■ Task instructions:
Which lines below hold the word "kimutatás"? Copy all of them.

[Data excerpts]
Segment Open

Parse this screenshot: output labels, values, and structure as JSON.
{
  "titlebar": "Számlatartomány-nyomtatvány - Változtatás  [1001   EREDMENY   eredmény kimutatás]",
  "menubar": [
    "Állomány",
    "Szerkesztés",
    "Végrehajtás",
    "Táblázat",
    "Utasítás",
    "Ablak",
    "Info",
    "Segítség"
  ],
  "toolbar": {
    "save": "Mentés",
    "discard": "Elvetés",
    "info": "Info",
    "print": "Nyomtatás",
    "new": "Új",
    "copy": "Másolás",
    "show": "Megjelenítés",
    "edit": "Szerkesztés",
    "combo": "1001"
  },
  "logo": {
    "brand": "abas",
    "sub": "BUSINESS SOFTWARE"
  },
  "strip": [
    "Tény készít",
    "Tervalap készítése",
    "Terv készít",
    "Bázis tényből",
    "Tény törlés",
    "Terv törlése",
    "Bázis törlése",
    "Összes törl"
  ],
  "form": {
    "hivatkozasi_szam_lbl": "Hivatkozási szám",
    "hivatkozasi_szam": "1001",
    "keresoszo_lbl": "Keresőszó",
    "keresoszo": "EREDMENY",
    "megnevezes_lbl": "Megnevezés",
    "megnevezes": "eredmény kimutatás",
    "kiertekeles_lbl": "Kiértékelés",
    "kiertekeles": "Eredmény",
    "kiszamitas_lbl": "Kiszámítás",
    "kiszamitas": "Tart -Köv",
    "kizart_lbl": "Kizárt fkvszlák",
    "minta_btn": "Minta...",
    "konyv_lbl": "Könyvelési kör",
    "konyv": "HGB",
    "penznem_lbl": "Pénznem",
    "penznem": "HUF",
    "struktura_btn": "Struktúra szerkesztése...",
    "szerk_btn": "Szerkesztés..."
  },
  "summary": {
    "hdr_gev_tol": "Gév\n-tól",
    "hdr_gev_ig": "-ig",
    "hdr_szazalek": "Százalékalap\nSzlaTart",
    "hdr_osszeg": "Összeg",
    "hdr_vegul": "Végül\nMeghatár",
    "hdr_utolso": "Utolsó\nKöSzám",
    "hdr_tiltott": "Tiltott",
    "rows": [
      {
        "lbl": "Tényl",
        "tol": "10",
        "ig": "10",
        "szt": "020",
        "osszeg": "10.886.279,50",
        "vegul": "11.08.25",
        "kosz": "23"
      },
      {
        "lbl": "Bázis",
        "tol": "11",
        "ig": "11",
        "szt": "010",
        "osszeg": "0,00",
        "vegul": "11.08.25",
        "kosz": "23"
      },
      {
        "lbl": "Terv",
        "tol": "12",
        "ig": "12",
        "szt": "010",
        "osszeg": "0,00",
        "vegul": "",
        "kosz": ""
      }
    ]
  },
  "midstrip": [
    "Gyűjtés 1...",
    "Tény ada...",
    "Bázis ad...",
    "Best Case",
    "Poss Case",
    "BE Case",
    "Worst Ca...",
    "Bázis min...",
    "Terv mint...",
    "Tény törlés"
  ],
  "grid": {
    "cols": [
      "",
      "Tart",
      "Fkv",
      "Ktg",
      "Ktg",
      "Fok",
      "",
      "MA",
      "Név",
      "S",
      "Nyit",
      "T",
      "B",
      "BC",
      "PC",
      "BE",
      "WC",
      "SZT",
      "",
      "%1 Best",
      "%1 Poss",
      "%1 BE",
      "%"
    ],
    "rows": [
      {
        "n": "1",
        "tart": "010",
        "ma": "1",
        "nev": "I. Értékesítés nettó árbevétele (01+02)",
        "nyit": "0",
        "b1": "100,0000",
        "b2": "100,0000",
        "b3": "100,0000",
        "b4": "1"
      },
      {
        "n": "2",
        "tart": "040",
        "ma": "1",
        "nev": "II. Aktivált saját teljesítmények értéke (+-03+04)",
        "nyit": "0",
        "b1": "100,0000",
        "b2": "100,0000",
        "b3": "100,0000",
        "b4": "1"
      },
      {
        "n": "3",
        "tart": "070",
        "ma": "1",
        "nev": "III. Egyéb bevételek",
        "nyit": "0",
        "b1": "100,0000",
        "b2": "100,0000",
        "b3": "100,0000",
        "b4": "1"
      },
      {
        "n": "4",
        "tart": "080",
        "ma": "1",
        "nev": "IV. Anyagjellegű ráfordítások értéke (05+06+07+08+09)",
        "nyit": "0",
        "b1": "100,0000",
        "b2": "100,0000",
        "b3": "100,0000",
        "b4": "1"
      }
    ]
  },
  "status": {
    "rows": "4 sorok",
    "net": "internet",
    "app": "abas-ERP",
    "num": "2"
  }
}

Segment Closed

■ Completed task:
  "titlebar": "Számlatartomány-nyomtatvány - Változtatás  [1001   EREDMENY   eredmény kimutatás]",
    "megnevezes": "eredmény kimutatás",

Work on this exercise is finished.